It’s easy to opine about being apolitical when the overwhelming scourge of its consequences are far away; it seems convenient even to shape religion into a beta-dog acquiescence of the pillars of piety – autonomy, liberty, freedom of conscience, respect, and brotherhood.
The Great Awakening of Jon Edwards and George Whitefield, however, led to a strong and healthy sort of worldview – one which was not merely brainy, but which was evidenced by resolve and purpose.
It was against such an awakened populace that one King George chose to fight. With a jackboot attitude, acts of terror were committed against Americans on the seas; their livelihoods were sapped by ever-increasing taxes; and their desire to be independent was disallowed by force.

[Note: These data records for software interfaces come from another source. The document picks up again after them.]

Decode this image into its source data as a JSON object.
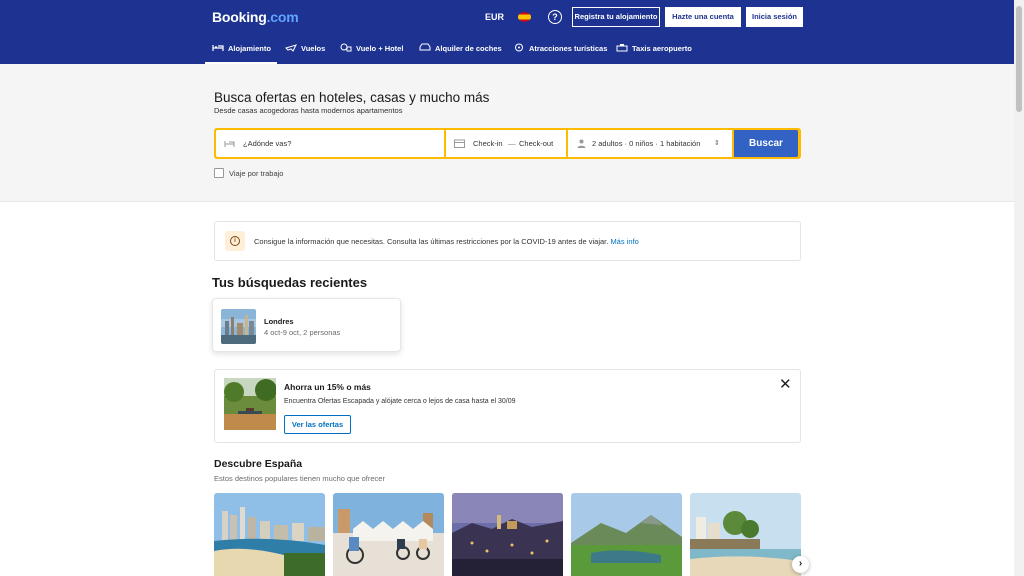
{
  "header": {
    "logo_main": "Booking",
    "logo_suffix": ".com",
    "currency": "EUR",
    "language_icon": "spain-flag-icon",
    "help_label": "?",
    "register_label": "Registra tu alojamiento",
    "create_account_label": "Hazte una cuenta",
    "login_label": "Inicia sesión",
    "brand_color": "#1e3391"
  },
  "nav": {
    "items": [
      {
        "label": "Alojamiento",
        "icon": "bed-icon",
        "active": true
      },
      {
        "label": "Vuelos",
        "icon": "plane-icon",
        "active": false
      },
      {
        "label": "Vuelo + Hotel",
        "icon": "plane-hotel-icon",
        "active": false
      },
      {
        "label": "Alquiler de coches",
        "icon": "car-icon",
        "active": false
      },
      {
        "label": "Atracciones turísticas",
        "icon": "attractions-icon",
        "active": false
      },
      {
        "label": "Taxis aeropuerto",
        "icon": "taxi-icon",
        "active": false
      }
    ]
  },
  "hero": {
    "title": "Busca ofertas en hoteles, casas y mucho más",
    "subtitle": "Desde casas acogedoras hasta modernos apartamentos"
  },
  "search": {
    "destination_placeholder": "¿Adónde vas?",
    "checkin": "Check-in",
    "date_separator": "—",
    "checkout": "Check-out",
    "occupancy": "2 adultos · 0 niños · 1 habitación",
    "button_label": "Buscar",
    "business_trip_label": "Viaje por trabajo",
    "highlight_color": "#febb02",
    "button_color": "#3162c4"
  },
  "notice": {
    "text": "Consigue la información que necesitas. Consulta las últimas restricciones por la COVID-19 antes de viajar.",
    "link": "Más info"
  },
  "recent": {
    "title": "Tus búsquedas recientes",
    "items": [
      {
        "city": "Londres",
        "details": "4 oct-9 oct, 2 personas"
      }
    ]
  },
  "deal": {
    "title": "Ahorra un 15% o más",
    "text": "Encuentra Ofertas Escapada y alójate cerca o lejos de casa hasta el 30/09",
    "button_label": "Ver las ofertas",
    "close_label": "✕"
  },
  "discover": {
    "title": "Descubre España",
    "subtitle": "Estos destinos populares tienen mucho que ofrecer",
    "next_label": "›"
  }
}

When soldiers are about to kill you and your family out of petty greed, suddenly nose-bleed “spirituality” loses its appeal. Or was such stuff ever spiritual in the first place? Who isn’t for peace? The early Americans wanted peace as much as anyone; but when they “spoke,” the British crown was for war.
It seems nice to go along to get along, but eventually such an attitude results in atrocities like the Holocaust. When the church in Germany stayed silent about truth for too long, they couldn’t stop the worst nightmare reign known to man!
The church is to be the conscience of the nation, not an optional caboose. Charles Finney, for example, spoke extensively on how the church should get in politics and speak up for the enslaved Negro’s liberation.
In early America, most of the preachers spoke of standing up to tyranny. Tyranny unchecked is a cancer to the world. These pastors’ preachments on liberty and respect may have been what led the Americans to victory. Known as the “black robed regiment,” these ministers heroically stood side by side with parishioners in defending their fellow man from unjust violence. Today though, it’s considered “unacceptable” to “preach on politics.” What a contrast!
It is not Christians’ involvement in politics that is dirty; it is reclusion from it that makes it so.
Wherever injustice is found; wherever human dignity and autonomy are mocked and disregarded; pastors have an obligation to speak to it.
I appreciate Dan Fisher’s presentation on this subject, entitled “Bringing Back the Black Robed Regiment.” If you would like to watch one version, it is linked below. Hope you enjoy!